Last updated on May 14, 2017
If you missed part 1, find it here.
As I mentioned in the last post, finding a balance between pantsing and plotting was elusive and frustrating. So, I decided to take off my pants.
Taking Off My Pants
Well, not exactly, but I did read Libbie Hawker’s ebook, Take Off Your Pants!: Outline Your Books for Faster, Better Writing.
Faster? Yes, please. All of my outlining was starting to feel like a way avoid actually writing. However, I didn’t want to just pants the book thing again and end up where I’d started. I also knew that the first draft of Flight of the Ceo San, which I’d written with a bare-bones structure, was in way better shape than that of Strange Bedfellows.
Take Off Your Pants, a short 108 pages, turned out to be just what I needed. Hawker’s three-legged story structure and five-element story core made sense to me, but more than that, after she explains her theory, she shows step by step how she used her formula to outline her own novel. Her explanation of pacing helped to explain the structure of a scene to me in a way that clicked and that turns out to naturally fit with other Goal/Conflict/Disaster structures that I’ve read about.
Her elements, in the form of thwarts and displaying flaws, made sense for me in a way that plot points and pinch points don’t, even though they could be defined as the same thing. Pinch points can be easy to spot once their written, but telling myself to write a pinch point, a scene in which “everything changes for the character,” just seemed vague. “Show your character’s flaw in action,” as paraphrased from Take Off Your Pants—THAT I can do.
I outlined the Strange Bedfellows rewrite as I read Hawker’s book and finished over the course of two or three one-and-a-half-hour writing sessions. My outline was short, only 807 words.
Things really began to come together after that. Using my shiny new outline, I moved on to writing scenes on index cards, a la Rachael Stephen, complete with the Conflict/Motive/Effect plus Setting on each one. All the while, the information I had learned from my character interviews was swimming around in my head, making them tangible entities. So, after spending most of January and more than half of February on this whole process, I was ready to write again. It was a glorious feeling.

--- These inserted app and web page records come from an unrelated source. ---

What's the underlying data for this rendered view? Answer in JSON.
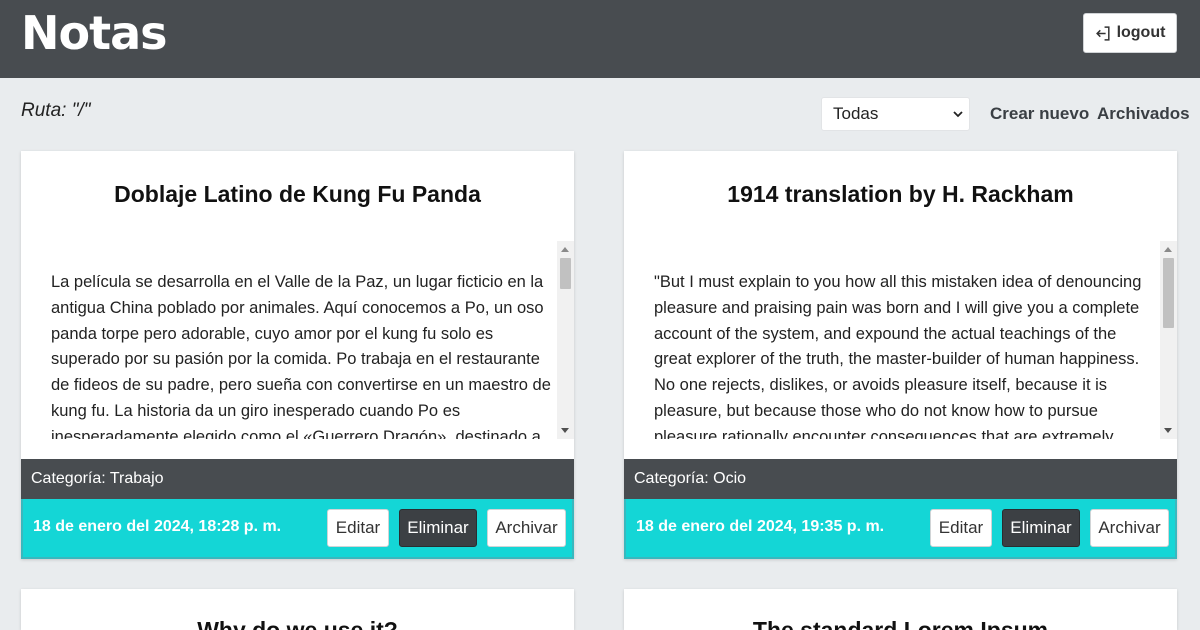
{
  "header": {
    "title": "Notas",
    "logout_label": "logout"
  },
  "toolbar": {
    "route": "Ruta: \"/\"",
    "filter_selected": "Todas",
    "create_new": "Crear nuevo",
    "archived": "Archivados"
  },
  "notes": [
    {
      "title": "Doblaje Latino de Kung Fu Panda",
      "body": "La película se desarrolla en el Valle de la Paz, un lugar ficticio en la antigua China poblado por animales. Aquí conocemos a Po, un oso panda torpe pero adorable, cuyo amor por el kung fu solo es superado por su pasión por la comida. Po trabaja en el restaurante de fideos de su padre, pero sueña con convertirse en un maestro de kung fu. La historia da un giro inesperado cuando Po es inesperadamente elegido como el «Guerrero Dragón», destinado a",
      "category": "Categoría: Trabajo",
      "date": "18 de enero del 2024, 18:28 p. m.",
      "scroll_position": 0.0
    },
    {
      "title": "1914 translation by H. Rackham",
      "body": "\"But I must explain to you how all this mistaken idea of denouncing pleasure and praising pain was born and I will give you a complete account of the system, and expound the actual teachings of the great explorer of the truth, the master-builder of human happiness. No one rejects, dislikes, or avoids pleasure itself, because it is pleasure, but because those who do not know how to pursue pleasure rationally encounter consequences that are extremely",
      "category": "Categoría: Ocio",
      "date": "18 de enero del 2024, 19:35 p. m.",
      "scroll_position": 0.0
    },
    {
      "title": "Why do we use it?"
    },
    {
      "title": "The standard Lorem Ipsum"
    }
  ],
  "buttons": {
    "edit": "Editar",
    "delete": "Eliminar",
    "archive": "Archivar"
  },
  "colors": {
    "header_bg": "#484c50",
    "accent": "#14d6d6",
    "page_bg": "#e9ecee"
  },
  "icons": {
    "logout": "logout-icon",
    "select": "chevron-down-icon"
  }
}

My paranormal romance is now a solid urban fantasy with lots of series potential that it didn’t have before. It has a new name: Blood Mastery. The characters are still there, but it is a completely different novel. The second protagonist has taken a backseat to the first and has changed so much that I renamed her. The story went from third person point of view to first person.
What I learned is that for me, less is more. I do need to at least dig deeply into my main characters to give them their own unique voices, but I get impatient with too much outlining, and when I get impatient, I start to lose my motivation for writing—not good.
So for me, outlining is good as long as there is not too much of it. My new method makes sense for me personally, and I’ll likely continue to use it in the future. The Hero’s Journey structure was extremely helpful, but not every novel I write will be a hero’s journey.
With my scene cards, I have a brief road map to get me started writing every day. I have pacing and Motive/Conflict/Effect to consider after I write each scene to make sure that I have hit all of the relevant points. No more staring at the screen, going What was I thinking there? Now, what am I supposed to write?
Will it pay off? I will know for sure only when this draft is finished and I send it to some readers, but I have a good feeling.
Lessons for You
What I’m not saying is that you should forget all of the other advice and run out and buy Take Off Your Pants. You can if you want to, but what I’m really saying is do your research. Put in the time learning, but when something clearly isn’t working for you and starts to feel like nothing but a grind, try something else.
Like any experience, you can learn what works for you only if you go through the process and try new things. Like that little slider on an old-fashioned standing scale, slide back and forth between pantsing and plotting until you reach your own personal balance. Just as your weight changes, that balance may change from book to book and along your writing journey. Wherever you end up, you will take bits from each path that you have explored and mix them with your own authorly instincts to create a unique voice and a unique method, forging a new path that is just different enough to be yours alone.
Explore, learn, do well, and keep writing.
Are you a plotter or a pantser? What tricks have you used to find your balance?